Consent for publication

Not applicable.

Competing interests

The authors declare that they have no competing interests.

Additional information

Publisher's Note

Springer Nature remains neutral with regard to jurisdictional claims in published maps and institutional affiliations.

Rights and permissions

Open Access This article is licensed under a Creative Commons Attribution 4.0 International License, which permits use, sharing, adaptation, distribution and reproduction in any medium or format, as long as you give appropriate credit to the original author(s) and the source, provide a link to the Creative Commons licence, and indicate if changes were made. The images or other third party material in this article are included in the article's Creative Commons licence, unless indicated otherwise in a credit line to the material. If material is not included in the article's Creative Commons licence and your intended use is not permitted by statutory regulation or exceeds the permitted use, you will need to obtain permission directly from the copyright holder. To view a copy of this licence, visit http://creativecommons.org/licenses/by/4.0/. The Creative Commons Public Domain Dedication waiver (http://creativecommons.org/publicdomain/zero/1.0/) applies to the data made available in this article, unless otherwise stated in a credit line to the data.

Reprints and Permissions

About this article

Verify currency and authenticity via CrossMark

Cite this article

Xu, L., Li, P., Hou, X. et al. Middle-aged and elderly users’ continuous usage intention of health maintenance-oriented WeChat official accounts: empirical study based on a hybrid model in China. BMC Med Inform Decis Mak 21, 257 (2021). https://doi.org/10.1186/s12911-021-01625-4

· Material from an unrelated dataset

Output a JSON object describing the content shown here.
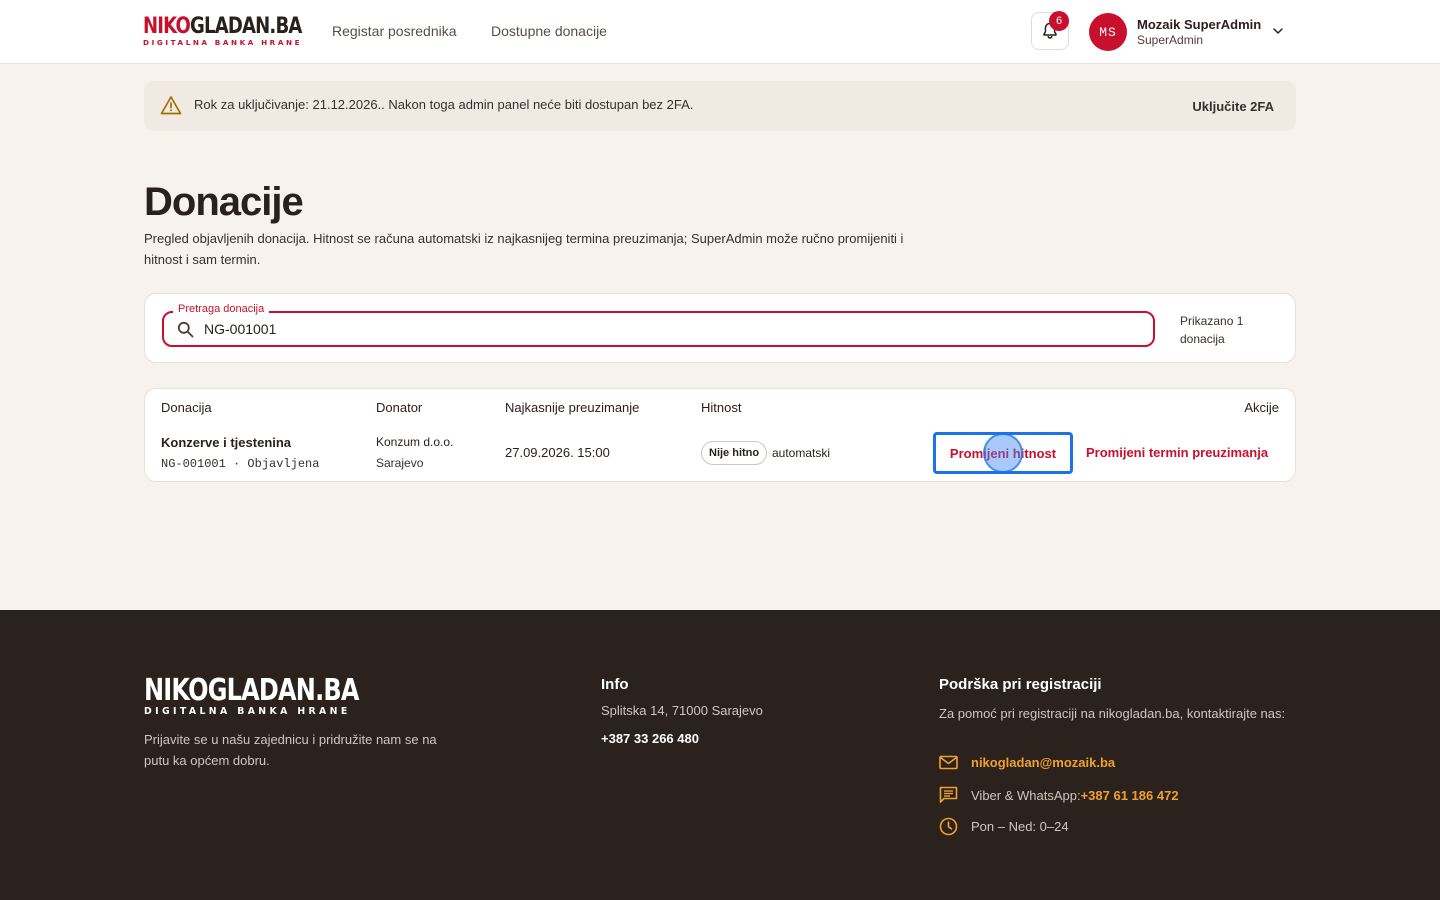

Download citation

Keywords

  • WeChat official accounts
  • Health maintenance
  • Middle aged and elderly
  • Structural equation model
  • Continuous usage intention